Using hepcidin to predict the initiation of liver injury might be difficult to set up a universal criterion due to both intrinsic and extrinsic heterogeneity of hepcidin expression. One study reported that hepcidin levels are much higher in 40–60 years old females30. Since most of the female participants in our cohort studies are above 40 years old, our conclusion cannot be generalized to those females below 40 years old due to the potential physiological differences in their hepcidin concentration and iron status. One limitation of our study is the potential confounders not considered in this study, such as dietary factors associated with transaminase levels. Another limitation is that the mechanisms of hepcidin regulation in liver injury need further investigation in other animal models and hepcidin dysregulated population. A hepcidin knockout mouse model in future study will provide in vivo evidence to study the causal relationship between hepcidin and liver injury. Additional population-based studies are warranted to validate these findings in other cohorts and test their potential relevance for the clinical management of hepcidin dysregulation induced liver patients.
How to cite this article: An, P. et al. Elevated serum transaminase activities were associated with increased serum levels of iron regulatory hormone hepcidin and hyperferritinemia risk. Sci. Rep. 5, 13106; doi: 10.1038/srep13106 (2015).

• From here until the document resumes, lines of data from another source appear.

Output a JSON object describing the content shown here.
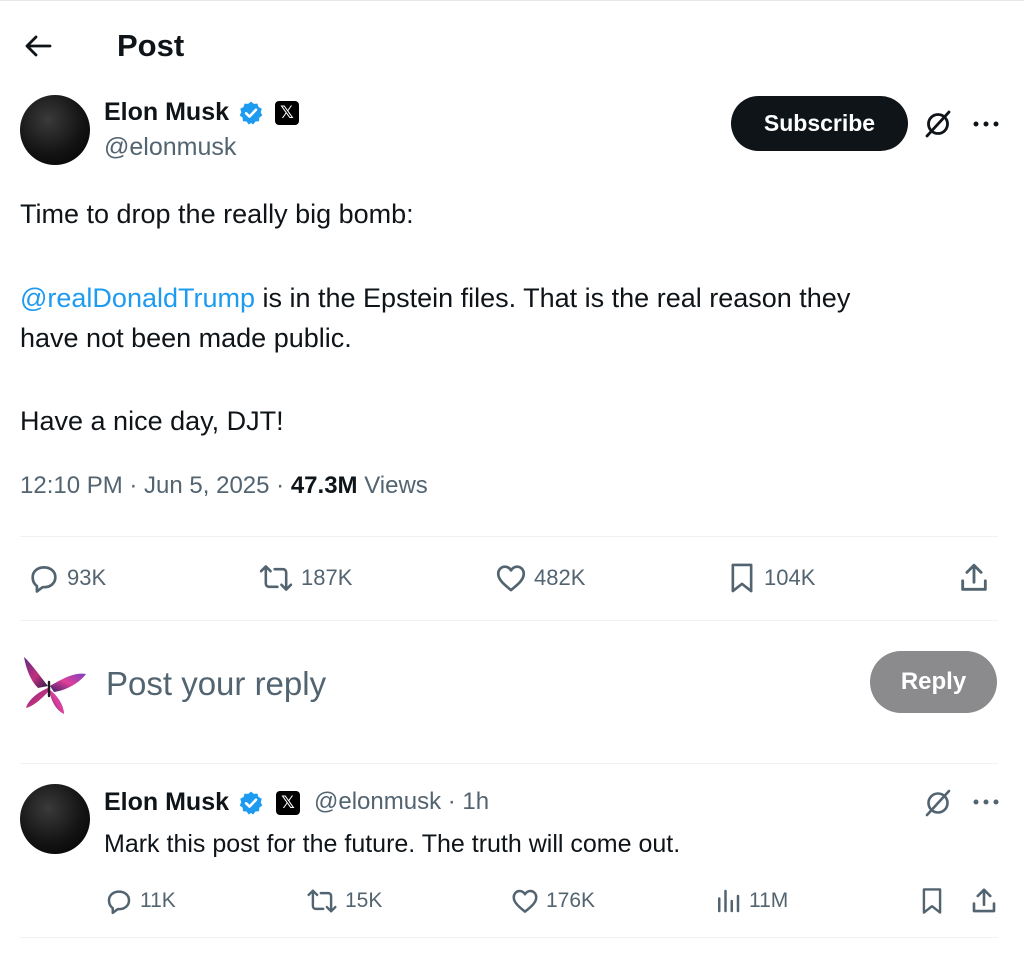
{
  "header": {
    "title": "Post"
  },
  "post": {
    "author_name": "Elon Musk",
    "author_handle": "@elonmusk",
    "subscribe_label": "Subscribe",
    "text_line1": "Time to drop the really big bomb:",
    "mention": "@realDonaldTrump",
    "text_line2_rest": " is in the Epstein files. That is the real reason they",
    "text_line3": "have not been made public.",
    "text_line4": "Have a nice day, DJT!",
    "timestamp": "12:10 PM · Jun 5, 2025 · ",
    "views_count": "47.3M",
    "views_label": " Views",
    "stats": {
      "replies": "93K",
      "reposts": "187K",
      "likes": "482K",
      "bookmarks": "104K"
    }
  },
  "composer": {
    "placeholder": "Post your reply",
    "reply_label": "Reply"
  },
  "reply": {
    "author_name": "Elon Musk",
    "handle_time": "@elonmusk · 1h",
    "text": "Mark this post for the future. The truth will come out.",
    "stats": {
      "replies": "11K",
      "reposts": "15K",
      "likes": "176K",
      "views": "11M"
    }
  },
  "colors": {
    "accent": "#1d9bf0",
    "text": "#0f1419",
    "secondary": "#536471",
    "reply_button_bg": "#8b8b8e"
  },
  "icons": [
    "back-arrow-icon",
    "verified-icon",
    "x-badge-icon",
    "grok-icon",
    "more-icon",
    "reply-icon",
    "repost-icon",
    "like-icon",
    "bookmark-icon",
    "share-icon",
    "views-icon",
    "butterfly-icon"
  ]
}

This work was supported by the research grants from the Ministry of Science and Technology of China (grant numbers 2011CB966203, 2012BAD33B05); The National Natural Science Foundation of China (grant numbers 31330036, 31225013, 31200954 and 31401016); China Postdoctoral Science Foundation-funded projects (2012M510110 and 2013T60440); Zhejiang Provincial Natural Science Foundation (LZ15H160002).